Ten years ago, bell hooks astonished readers with Teaching to Transgress: Education as the Practice of Freedom. Now comes Teaching Community: A Pedagogy of Hope - a powerful, visionary work that will enrich our teaching and our lives. Combining critical thinking about education with autobiographical narratives, hooks invites readers to extend the discourse of race, gender, class and nationality beyond the classroom into everyday situations of learning. bell hooks writes candidly about her own experiences. Teaching, she explains, can happen anywhere, any time - not just in college classrooms but in churches, in bookstores, in homes where people get together to share ideas that affect their daily lives.

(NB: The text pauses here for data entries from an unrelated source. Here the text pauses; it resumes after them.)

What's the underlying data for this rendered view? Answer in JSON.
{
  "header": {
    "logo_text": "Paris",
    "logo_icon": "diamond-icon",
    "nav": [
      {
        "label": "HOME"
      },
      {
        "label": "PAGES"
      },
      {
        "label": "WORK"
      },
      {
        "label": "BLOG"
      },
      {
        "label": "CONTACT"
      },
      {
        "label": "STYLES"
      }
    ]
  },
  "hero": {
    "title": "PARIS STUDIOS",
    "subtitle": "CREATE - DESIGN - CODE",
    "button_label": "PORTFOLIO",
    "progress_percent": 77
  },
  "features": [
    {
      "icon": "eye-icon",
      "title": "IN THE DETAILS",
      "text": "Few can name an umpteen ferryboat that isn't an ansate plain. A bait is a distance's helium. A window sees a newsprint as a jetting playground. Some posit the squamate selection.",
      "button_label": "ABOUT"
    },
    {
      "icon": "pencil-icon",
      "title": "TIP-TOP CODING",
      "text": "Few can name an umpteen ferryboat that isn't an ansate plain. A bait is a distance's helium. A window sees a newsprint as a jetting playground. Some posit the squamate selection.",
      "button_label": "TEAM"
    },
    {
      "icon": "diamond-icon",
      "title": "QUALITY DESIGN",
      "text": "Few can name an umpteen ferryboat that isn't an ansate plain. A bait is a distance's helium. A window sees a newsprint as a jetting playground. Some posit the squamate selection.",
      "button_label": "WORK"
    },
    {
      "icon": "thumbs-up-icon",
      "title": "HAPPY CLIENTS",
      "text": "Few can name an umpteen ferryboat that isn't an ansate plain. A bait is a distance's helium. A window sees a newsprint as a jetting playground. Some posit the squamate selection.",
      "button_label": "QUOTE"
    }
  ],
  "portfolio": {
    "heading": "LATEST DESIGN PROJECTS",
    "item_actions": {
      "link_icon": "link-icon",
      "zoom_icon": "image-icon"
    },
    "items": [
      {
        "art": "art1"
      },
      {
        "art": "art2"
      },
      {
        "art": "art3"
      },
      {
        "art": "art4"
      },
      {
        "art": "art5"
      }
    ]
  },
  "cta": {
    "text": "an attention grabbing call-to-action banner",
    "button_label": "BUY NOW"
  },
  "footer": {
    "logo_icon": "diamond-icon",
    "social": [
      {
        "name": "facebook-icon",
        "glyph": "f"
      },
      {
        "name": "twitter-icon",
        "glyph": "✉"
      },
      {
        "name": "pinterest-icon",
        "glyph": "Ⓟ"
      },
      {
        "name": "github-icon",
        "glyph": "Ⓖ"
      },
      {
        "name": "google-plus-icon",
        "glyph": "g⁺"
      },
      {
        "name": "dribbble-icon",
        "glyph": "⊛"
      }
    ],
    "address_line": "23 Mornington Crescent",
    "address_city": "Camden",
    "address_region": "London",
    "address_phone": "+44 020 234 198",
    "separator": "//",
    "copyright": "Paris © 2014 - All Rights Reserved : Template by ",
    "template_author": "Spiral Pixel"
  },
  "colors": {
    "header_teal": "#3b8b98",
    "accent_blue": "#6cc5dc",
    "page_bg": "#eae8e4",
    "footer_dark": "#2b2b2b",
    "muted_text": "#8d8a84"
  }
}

In Teaching Community bell hooks seeks to theorize from the place of the positive, looking at what works. Writing about struggles to end racism and white supremacy, she makes the useful point that "No one is born a racist. Everyone makes a choice." Teaching Community tells us how we can choose to end racism and create a beloved community. hooks looks at many issues-among them, spirituality in the classroom, white people looking to end racism, and erotic relationships between professors and students. Spirit, struggle, service, love, the ideals of shared knowledge and shared learning - these values motivate progressive social change.
Teachers of vision know that democratic education can never be confined to a classroom. Teaching - so often undervalued in our society -- can be a joyous and inclusive activity. bell hooks shows the way. "When teachers teach with love, combining care, commitment, knowledge, responsibility, respect, and trust, we are often able to enter the classroom and go straight to the heart of the matter, which is knowing what to do on any given day to create the best climate for learning."
Readers of hooks's prolific body of work on feminism, racism, cultural politics, art and education will find much that is familiar here. Grounded in autobiography and storytelling and written for an intelligent lay audience, these essays exhort readers to keep up the struggle in difficult times. A distinguishing characteristic of hooks's work is the challenge to recognize, confront and overcome "white supremacist capitalist patriarchy," a recurring phrase that captures her hallmark theme: oppression occurs at the intersections of race, gender and the dominant economic system. This work updates her thinking with post-September 11 reflections on domination and hope, and contains refreshingly original thinking about spirituality, family values and even erotic relationships between professors and students. hooks, a self-defined "[l]eftist dissident feminist black intellectual," embodies the clash of 20th-century cultural politics. She writes candidly about her own racially segregated youth, her struggles to overcome discrimination in the academic workplace and her efforts to find common ground with white feminists. hooks's voice is unique in that she manages to balance a relentless critique of oppressive forces in society with the open invitation to participate in "beloved communities where there is no domination." Containing more inspiration than concrete strategies, the book may leave practicing teachers wanting more in the way of specifics about how to practice antiracist pedagogy, transform classrooms and bring about a just society. But the author's clear and consistent voice for progressive, democratic education adds an important dimension to society's thinking about shared values and the creation of a loving and fair community. (Oct.) Copyright 2003 Reed Business Information.